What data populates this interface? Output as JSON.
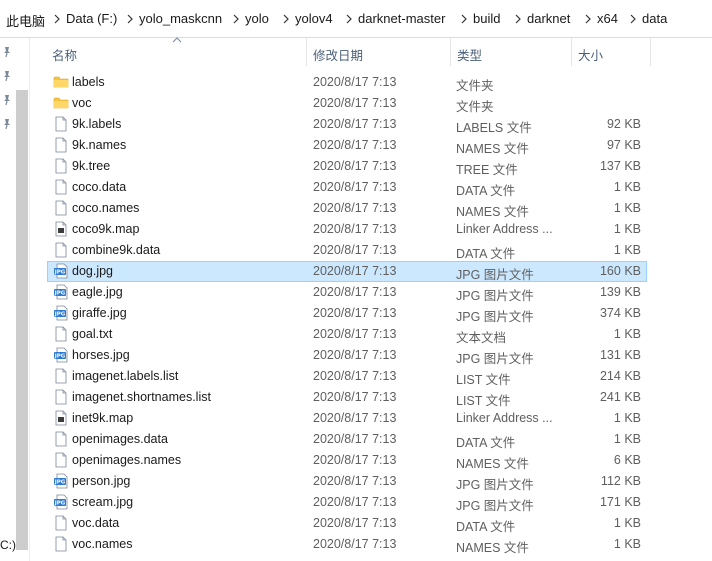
{
  "breadcrumb": [
    "此电脑",
    "Data (F:)",
    "yolo_maskcnn",
    "yolo",
    "yolov4",
    "darknet-master",
    "build",
    "darknet",
    "x64",
    "data"
  ],
  "nav": {
    "edge_label": "C:)"
  },
  "columns": {
    "name": "名称",
    "date": "修改日期",
    "type": "类型",
    "size": "大小"
  },
  "files": [
    {
      "name": "labels",
      "date": "2020/8/17 7:13",
      "type": "文件夹",
      "size": "",
      "icon": "folder-icon"
    },
    {
      "name": "voc",
      "date": "2020/8/17 7:13",
      "type": "文件夹",
      "size": "",
      "icon": "folder-icon"
    },
    {
      "name": "9k.labels",
      "date": "2020/8/17 7:13",
      "type": "LABELS 文件",
      "size": "92 KB",
      "icon": "file-icon"
    },
    {
      "name": "9k.names",
      "date": "2020/8/17 7:13",
      "type": "NAMES 文件",
      "size": "97 KB",
      "icon": "file-icon"
    },
    {
      "name": "9k.tree",
      "date": "2020/8/17 7:13",
      "type": "TREE 文件",
      "size": "137 KB",
      "icon": "file-icon"
    },
    {
      "name": "coco.data",
      "date": "2020/8/17 7:13",
      "type": "DATA 文件",
      "size": "1 KB",
      "icon": "file-icon"
    },
    {
      "name": "coco.names",
      "date": "2020/8/17 7:13",
      "type": "NAMES 文件",
      "size": "1 KB",
      "icon": "file-icon"
    },
    {
      "name": "coco9k.map",
      "date": "2020/8/17 7:13",
      "type": "Linker Address ...",
      "size": "1 KB",
      "icon": "map-file-icon"
    },
    {
      "name": "combine9k.data",
      "date": "2020/8/17 7:13",
      "type": "DATA 文件",
      "size": "1 KB",
      "icon": "file-icon"
    },
    {
      "name": "dog.jpg",
      "date": "2020/8/17 7:13",
      "type": "JPG 图片文件",
      "size": "160 KB",
      "icon": "jpg-file-icon",
      "selected": true
    },
    {
      "name": "eagle.jpg",
      "date": "2020/8/17 7:13",
      "type": "JPG 图片文件",
      "size": "139 KB",
      "icon": "jpg-file-icon"
    },
    {
      "name": "giraffe.jpg",
      "date": "2020/8/17 7:13",
      "type": "JPG 图片文件",
      "size": "374 KB",
      "icon": "jpg-file-icon"
    },
    {
      "name": "goal.txt",
      "date": "2020/8/17 7:13",
      "type": "文本文档",
      "size": "1 KB",
      "icon": "file-icon"
    },
    {
      "name": "horses.jpg",
      "date": "2020/8/17 7:13",
      "type": "JPG 图片文件",
      "size": "131 KB",
      "icon": "jpg-file-icon"
    },
    {
      "name": "imagenet.labels.list",
      "date": "2020/8/17 7:13",
      "type": "LIST 文件",
      "size": "214 KB",
      "icon": "file-icon"
    },
    {
      "name": "imagenet.shortnames.list",
      "date": "2020/8/17 7:13",
      "type": "LIST 文件",
      "size": "241 KB",
      "icon": "file-icon"
    },
    {
      "name": "inet9k.map",
      "date": "2020/8/17 7:13",
      "type": "Linker Address ...",
      "size": "1 KB",
      "icon": "map-file-icon"
    },
    {
      "name": "openimages.data",
      "date": "2020/8/17 7:13",
      "type": "DATA 文件",
      "size": "1 KB",
      "icon": "file-icon"
    },
    {
      "name": "openimages.names",
      "date": "2020/8/17 7:13",
      "type": "NAMES 文件",
      "size": "6 KB",
      "icon": "file-icon"
    },
    {
      "name": "person.jpg",
      "date": "2020/8/17 7:13",
      "type": "JPG 图片文件",
      "size": "112 KB",
      "icon": "jpg-file-icon"
    },
    {
      "name": "scream.jpg",
      "date": "2020/8/17 7:13",
      "type": "JPG 图片文件",
      "size": "171 KB",
      "icon": "jpg-file-icon"
    },
    {
      "name": "voc.data",
      "date": "2020/8/17 7:13",
      "type": "DATA 文件",
      "size": "1 KB",
      "icon": "file-icon"
    },
    {
      "name": "voc.names",
      "date": "2020/8/17 7:13",
      "type": "NAMES 文件",
      "size": "1 KB",
      "icon": "file-icon"
    }
  ],
  "colors": {
    "selection_bg": "#cce8ff",
    "selection_border": "#99d1ff",
    "folder": "#f6c343",
    "jpg_badge": "#2b79d0",
    "header_text": "#4c607a"
  }
}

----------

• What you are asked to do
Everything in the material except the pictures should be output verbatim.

• Response
What data populates this interface? Output as JSON.
{
  "breadcrumb": [
    "此电脑",
    "Data (F:)",
    "yolo_maskcnn",
    "yolo",
    "yolov4",
    "darknet-master",
    "build",
    "darknet",
    "x64",
    "data"
  ],
  "nav": {
    "edge_label": "C:)"
  },
  "columns": {
    "name": "名称",
    "date": "修改日期",
    "type": "类型",
    "size": "大小"
  },
  "files": [
    {
      "name": "labels",
      "date": "2020/8/17 7:13",
      "type": "文件夹",
      "size": "",
      "icon": "folder-icon"
    },
    {
      "name": "voc",
      "date": "2020/8/17 7:13",
      "type": "文件夹",
      "size": "",
      "icon": "folder-icon"
    },
    {
      "name": "9k.labels",
      "date": "2020/8/17 7:13",
      "type": "LABELS 文件",
      "size": "92 KB",
      "icon": "file-icon"
    },
    {
      "name": "9k.names",
      "date": "2020/8/17 7:13",
      "type": "NAMES 文件",
      "size": "97 KB",
      "icon": "file-icon"
    },
    {
      "name": "9k.tree",
      "date": "2020/8/17 7:13",
      "type": "TREE 文件",
      "size": "137 KB",
      "icon": "file-icon"
    },
    {
      "name": "coco.data",
      "date": "2020/8/17 7:13",
      "type": "DATA 文件",
      "size": "1 KB",
      "icon": "file-icon"
    },
    {
      "name": "coco.names",
      "date": "2020/8/17 7:13",
      "type": "NAMES 文件",
      "size": "1 KB",
      "icon": "file-icon"
    },
    {
      "name": "coco9k.map",
      "date": "2020/8/17 7:13",
      "type": "Linker Address ...",
      "size": "1 KB",
      "icon": "map-file-icon"
    },
    {
      "name": "combine9k.data",
      "date": "2020/8/17 7:13",
      "type": "DATA 文件",
      "size": "1 KB",
      "icon": "file-icon"
    },
    {
      "name": "dog.jpg",
      "date": "2020/8/17 7:13",
      "type": "JPG 图片文件",
      "size": "160 KB",
      "icon": "jpg-file-icon",
      "selected": true
    },
    {
      "name": "eagle.jpg",
      "date": "2020/8/17 7:13",
      "type": "JPG 图片文件",
      "size": "139 KB",
      "icon": "jpg-file-icon"
    },
    {
      "name": "giraffe.jpg",
      "date": "2020/8/17 7:13",
      "type": "JPG 图片文件",
      "size": "374 KB",
      "icon": "jpg-file-icon"
    },
    {
      "name": "goal.txt",
      "date": "2020/8/17 7:13",
      "type": "文本文档",
      "size": "1 KB",
      "icon": "file-icon"
    },
    {
      "name": "horses.jpg",
      "date": "2020/8/17 7:13",
      "type": "JPG 图片文件",
      "size": "131 KB",
      "icon": "jpg-file-icon"
    },
    {
      "name": "imagenet.labels.list",
      "date": "2020/8/17 7:13",
      "type": "LIST 文件",
      "size": "214 KB",
      "icon": "file-icon"
    },
    {
      "name": "imagenet.shortnames.list",
      "date": "2020/8/17 7:13",
      "type": "LIST 文件",
      "size": "241 KB",
      "icon": "file-icon"
    },
    {
      "name": "inet9k.map",
      "date": "2020/8/17 7:13",
      "type": "Linker Address ...",
      "size": "1 KB",
      "icon": "map-file-icon"
    },
    {
      "name": "openimages.data",
      "date": "2020/8/17 7:13",
      "type": "DATA 文件",
      "size": "1 KB",
      "icon": "file-icon"
    },
    {
      "name": "openimages.names",
      "date": "2020/8/17 7:13",
      "type": "NAMES 文件",
      "size": "6 KB",
      "icon": "file-icon"
    },
    {
      "name": "person.jpg",
      "date": "2020/8/17 7:13",
      "type": "JPG 图片文件",
      "size": "112 KB",
      "icon": "jpg-file-icon"
    },
    {
      "name": "scream.jpg",
      "date": "2020/8/17 7:13",
      "type": "JPG 图片文件",
      "size": "171 KB",
      "icon": "jpg-file-icon"
    },
    {
      "name": "voc.data",
      "date": "2020/8/17 7:13",
      "type": "DATA 文件",
      "size": "1 KB",
      "icon": "file-icon"
    },
    {
      "name": "voc.names",
      "date": "2020/8/17 7:13",
      "type": "NAMES 文件",
      "size": "1 KB",
      "icon": "file-icon"
    }
  ],
  "colors": {
    "selection_bg": "#cce8ff",
    "selection_border": "#99d1ff",
    "folder": "#f6c343",
    "jpg_badge": "#2b79d0",
    "header_text": "#4c607a"
  }
}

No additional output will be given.